ST. LOUIS - Sixteen days ago, on May 29, Jordan Zimmermann woke up the owner of a 4.07 ERA.
Not awful by any means, but not the type of number we expect to see next to Zimmermann’s name on a stat sheet.
He had just gotten a no-decision in a Nationals loss to the Marlins the previous night, allowing four runs (three earned) on eight hits over just five innings.
It was his third start in six outings that went shorter than six innings.
To that point, Zimmermann had a 1.46 WHIP, and had notched just five quality starts in his 11 trips to the mound. For a guy who was Mr. Consistency for the Nats the previous couple of seasons, Zimmermann had gotten off to a shaky start.
Over his last three outings, however, Zimmermann hasn’t just been consistent. He’s been consistently tremendous.
While he got stuck with the loss last night, Zimmermann threw a 76-pitch complete game, allowing just one run on three hits over eight innings of work.
In his last three starts, Zimmermann has twice delivered a complete game. Spanning 25 innings, he has allowed just the single run, walked two and struck out 21.

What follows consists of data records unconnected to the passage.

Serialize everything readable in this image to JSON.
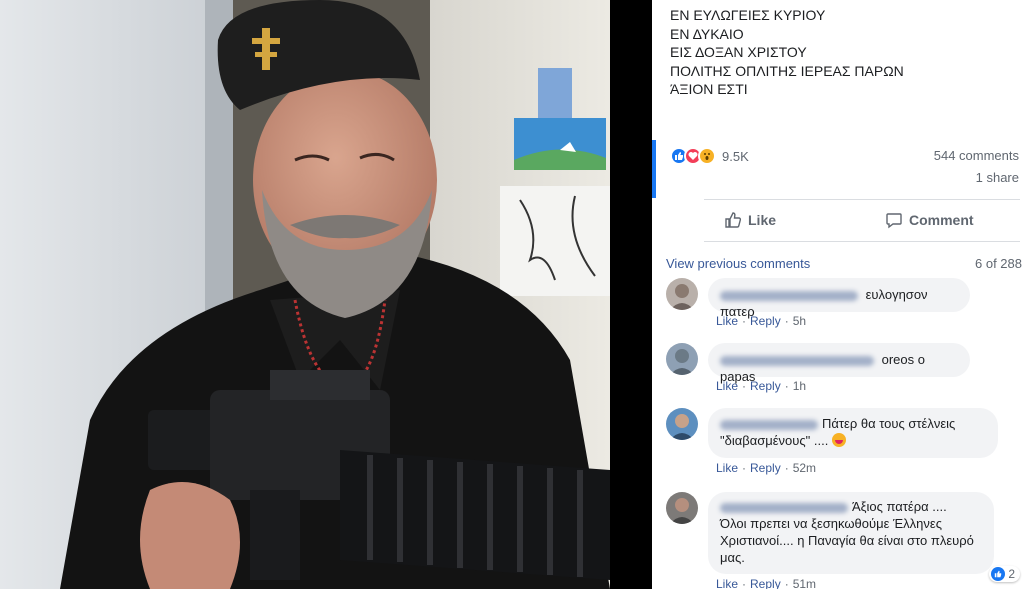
{
  "photo": {
    "description_icons": [
      "cross-emblem-icon",
      "rifle-icon",
      "wall-poster-icon"
    ]
  },
  "post": {
    "caption_lines": [
      "ΕΝ ΕΥΛΩΓΕΙΕΣ ΚΥΡΙΟΥ",
      "ΕΝ ΔΥΚΑΙΟ",
      "ΕΙΣ ΔΟΞΑΝ ΧΡΙΣΤΟΥ",
      "ΠΟΛΙΤΗΣ ΟΠΛΙΤΗΣ ΙΕΡΕΑΣ ΠΑΡΩΝ",
      "ΆΞΙΟΝ ΕΣΤΙ"
    ],
    "reactions": {
      "icons": [
        "like-reaction-icon",
        "love-reaction-icon",
        "wow-reaction-icon"
      ],
      "count": "9.5K"
    },
    "comments_count": "544 comments",
    "shares_count": "1 share"
  },
  "actions": {
    "like_label": "Like",
    "comment_label": "Comment"
  },
  "comments_header": {
    "view_previous": "View previous comments",
    "pager": "6 of 288"
  },
  "comments": [
    {
      "text": "ευλογησον πατερ",
      "like": "Like",
      "reply": "Reply",
      "time": "5h"
    },
    {
      "text": "oreos o papas",
      "like": "Like",
      "reply": "Reply",
      "time": "1h"
    },
    {
      "text_line1": "Πάτερ θα τους στέλνεις",
      "text_line2": "\"διαβασμένους\" ....",
      "like": "Like",
      "reply": "Reply",
      "time": "52m"
    },
    {
      "text_line1": "Άξιος πατέρα ....",
      "text_line2": "Όλοι πρεπει να ξεσηκωθούμε Έλληνες",
      "text_line3": "Χριστιανοί.... η Παναγία θα είναι στο πλευρό",
      "text_line4": "μας.",
      "like": "Like",
      "reply": "Reply",
      "time": "51m",
      "reaction_count": "2"
    }
  ],
  "colors": {
    "accent": "#1877f2",
    "link": "#385898",
    "bubble": "#f2f3f5",
    "muted": "#606770"
  }
}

If you happened to be concerned by the right-hander’s performance earlier this season, I think it’s safe to say you can breathe easy now.
Zimmermann’s ERA has dropped from 4.07 to 2.98 in three starts. He earned National League Player of the Week honors last week for the first time in his career. He looks like he’s right back on track.

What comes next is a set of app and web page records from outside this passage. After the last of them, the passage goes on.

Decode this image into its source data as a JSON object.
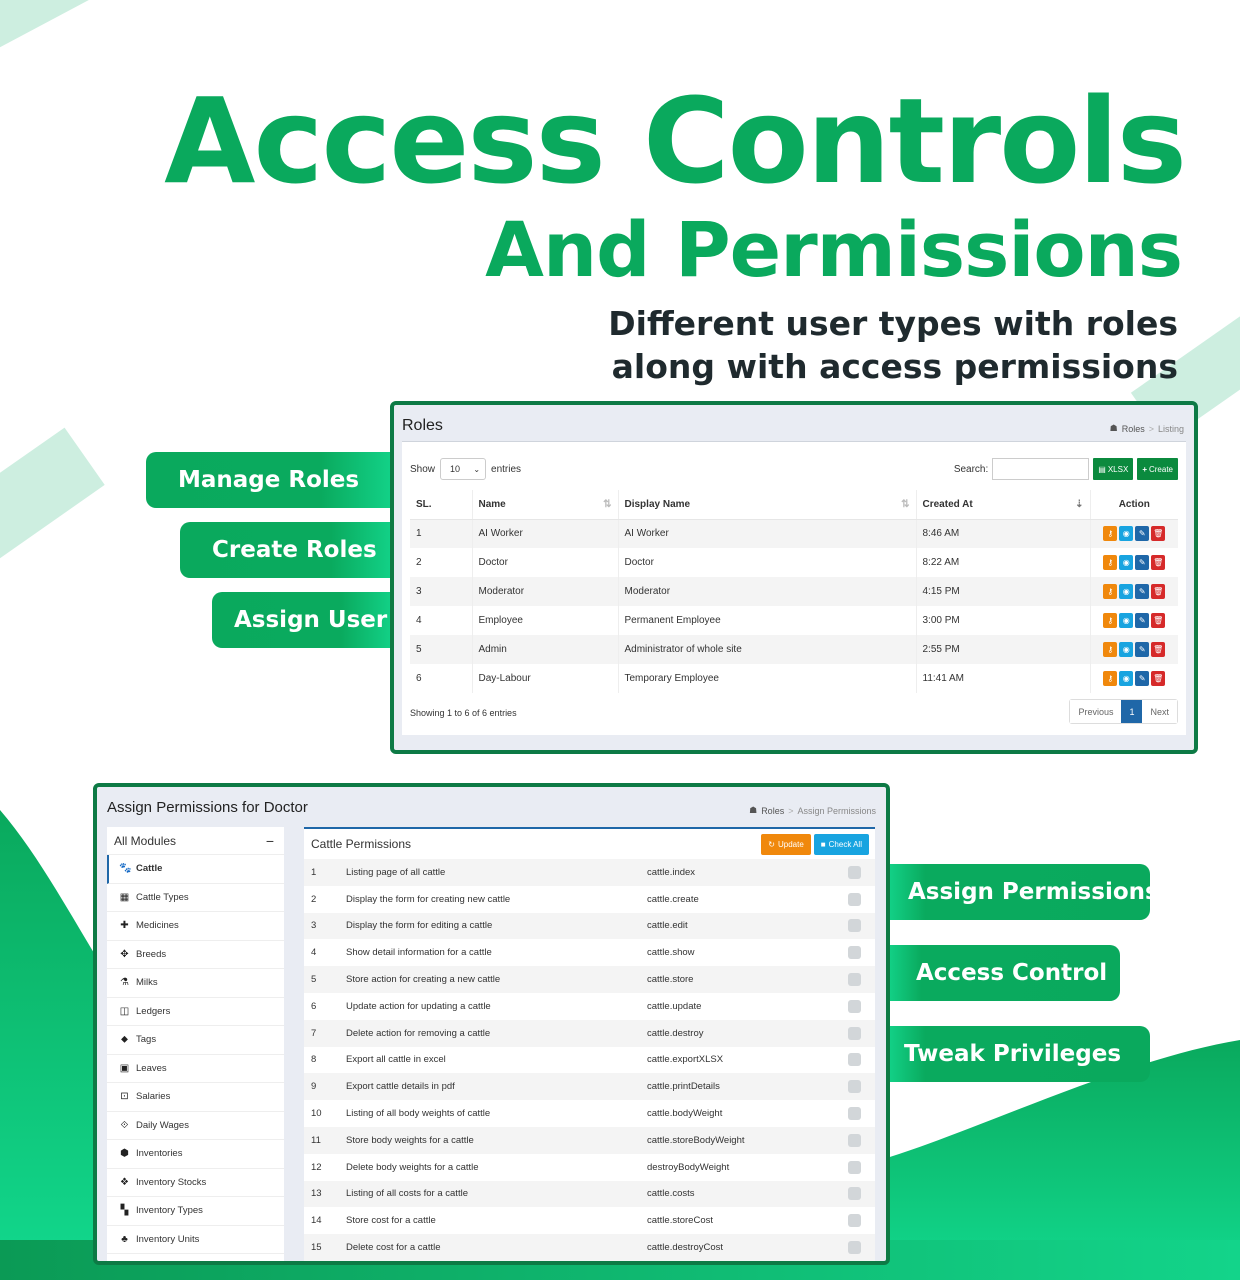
{
  "headline": {
    "title_line1": "Access Controls",
    "title_line2": "And Permissions",
    "subtitle_line1": "Different user types with roles",
    "subtitle_line2": "along with access permissions"
  },
  "features_left": [
    "Manage Roles",
    "Create Roles",
    "Assign User"
  ],
  "features_right": [
    "Assign Permissions",
    "Access Control",
    "Tweak Privileges"
  ],
  "colors": {
    "brand_green": "#0aa95d",
    "window_border": "#0d7a45",
    "btn_orange": "#f0880c",
    "btn_cyan": "#18a4e0",
    "btn_blue": "#1f67a8",
    "btn_red": "#d62a2a"
  },
  "roles_window": {
    "title": "Roles",
    "breadcrumb": [
      "Roles",
      "Listing"
    ],
    "show_label": "Show",
    "entries_value": "10",
    "entries_label": "entries",
    "search_label": "Search:",
    "search_value": "",
    "xlsx_label": "XLSX",
    "create_label": "Create",
    "columns": [
      "SL.",
      "Name",
      "Display Name",
      "Created At",
      "Action"
    ],
    "rows": [
      {
        "sl": "1",
        "name": "AI Worker",
        "display": "AI Worker",
        "created": "8:46 AM"
      },
      {
        "sl": "2",
        "name": "Doctor",
        "display": "Doctor",
        "created": "8:22 AM"
      },
      {
        "sl": "3",
        "name": "Moderator",
        "display": "Moderator",
        "created": "4:15 PM"
      },
      {
        "sl": "4",
        "name": "Employee",
        "display": "Permanent Employee",
        "created": "3:00 PM"
      },
      {
        "sl": "5",
        "name": "Admin",
        "display": "Administrator of whole site",
        "created": "2:55 PM"
      },
      {
        "sl": "6",
        "name": "Day-Labour",
        "display": "Temporary Employee",
        "created": "11:41 AM"
      }
    ],
    "showing_text": "Showing 1 to 6 of 6 entries",
    "pager": {
      "prev": "Previous",
      "current": "1",
      "next": "Next"
    }
  },
  "perm_window": {
    "title": "Assign Permissions for Doctor",
    "breadcrumb": [
      "Roles",
      "Assign Permissions"
    ],
    "modules_title": "All Modules",
    "modules": [
      {
        "label": "Cattle",
        "icon": "paw-icon",
        "glyph": "🐾",
        "active": true
      },
      {
        "label": "Cattle Types",
        "icon": "grid-icon",
        "glyph": "▦"
      },
      {
        "label": "Medicines",
        "icon": "medkit-icon",
        "glyph": "✚"
      },
      {
        "label": "Breeds",
        "icon": "crosshair-icon",
        "glyph": "✥"
      },
      {
        "label": "Milks",
        "icon": "flask-icon",
        "glyph": "⚗"
      },
      {
        "label": "Ledgers",
        "icon": "columns-icon",
        "glyph": "◫"
      },
      {
        "label": "Tags",
        "icon": "tag-icon",
        "glyph": "⬥"
      },
      {
        "label": "Leaves",
        "icon": "calendar-icon",
        "glyph": "▣"
      },
      {
        "label": "Salaries",
        "icon": "money-icon",
        "glyph": "⊡"
      },
      {
        "label": "Daily Wages",
        "icon": "code-icon",
        "glyph": "⟐"
      },
      {
        "label": "Inventories",
        "icon": "cube-icon",
        "glyph": "⬢"
      },
      {
        "label": "Inventory Stocks",
        "icon": "cubes-icon",
        "glyph": "❖"
      },
      {
        "label": "Inventory Types",
        "icon": "th-large-icon",
        "glyph": "▚"
      },
      {
        "label": "Inventory Units",
        "icon": "sitemap-icon",
        "glyph": "♣"
      }
    ],
    "perm_title": "Cattle Permissions",
    "update_label": "Update",
    "check_all_label": "Check All",
    "permissions": [
      {
        "n": "1",
        "desc": "Listing page of all cattle",
        "route": "cattle.index",
        "checked": false
      },
      {
        "n": "2",
        "desc": "Display the form for creating new cattle",
        "route": "cattle.create",
        "checked": false
      },
      {
        "n": "3",
        "desc": "Display the form for editing a cattle",
        "route": "cattle.edit",
        "checked": false
      },
      {
        "n": "4",
        "desc": "Show detail information for a cattle",
        "route": "cattle.show",
        "checked": false
      },
      {
        "n": "5",
        "desc": "Store action for creating a new cattle",
        "route": "cattle.store",
        "checked": false
      },
      {
        "n": "6",
        "desc": "Update action for updating a cattle",
        "route": "cattle.update",
        "checked": false
      },
      {
        "n": "7",
        "desc": "Delete action for removing a cattle",
        "route": "cattle.destroy",
        "checked": false
      },
      {
        "n": "8",
        "desc": "Export all cattle in excel",
        "route": "cattle.exportXLSX",
        "checked": false
      },
      {
        "n": "9",
        "desc": "Export cattle details in pdf",
        "route": "cattle.printDetails",
        "checked": false
      },
      {
        "n": "10",
        "desc": "Listing of all body weights of cattle",
        "route": "cattle.bodyWeight",
        "checked": false
      },
      {
        "n": "11",
        "desc": "Store body weights for a cattle",
        "route": "cattle.storeBodyWeight",
        "checked": false
      },
      {
        "n": "12",
        "desc": "Delete body weights for a cattle",
        "route": "destroyBodyWeight",
        "checked": false
      },
      {
        "n": "13",
        "desc": "Listing of all costs for a cattle",
        "route": "cattle.costs",
        "checked": false
      },
      {
        "n": "14",
        "desc": "Store cost for a cattle",
        "route": "cattle.storeCost",
        "checked": false
      },
      {
        "n": "15",
        "desc": "Delete cost for a cattle",
        "route": "cattle.destroyCost",
        "checked": false
      }
    ]
  }
}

After last night’s loss, Zimmermann singled out fastball command as a big key for him in the start against the Cardinals. That’s been the area that manager Matt Williams says has improved most in Zimmermann’s game recently, and those playing behind him don’t disagree.
“I would say that’s huge for any pitcher,” Adam LaRoche said. “If you can’t control the ball, I don’t care if you throw 100 miles an hour. You’re not going to consistently be good. Yeah, when he is, which is the majority of the time, we have a lot of games like this. He gets quick outs and really dominates when he’s got his stuff. The majority of the time I’ve seen Jordan, he’s had it. That’s kind of who you get when he takes the mound.”
Earlier this season, Zimmermann struggled with his off-speed command, and wasn’t his typical dominant self. Now, he’s clicking again, which is bad news for the rest of the National League.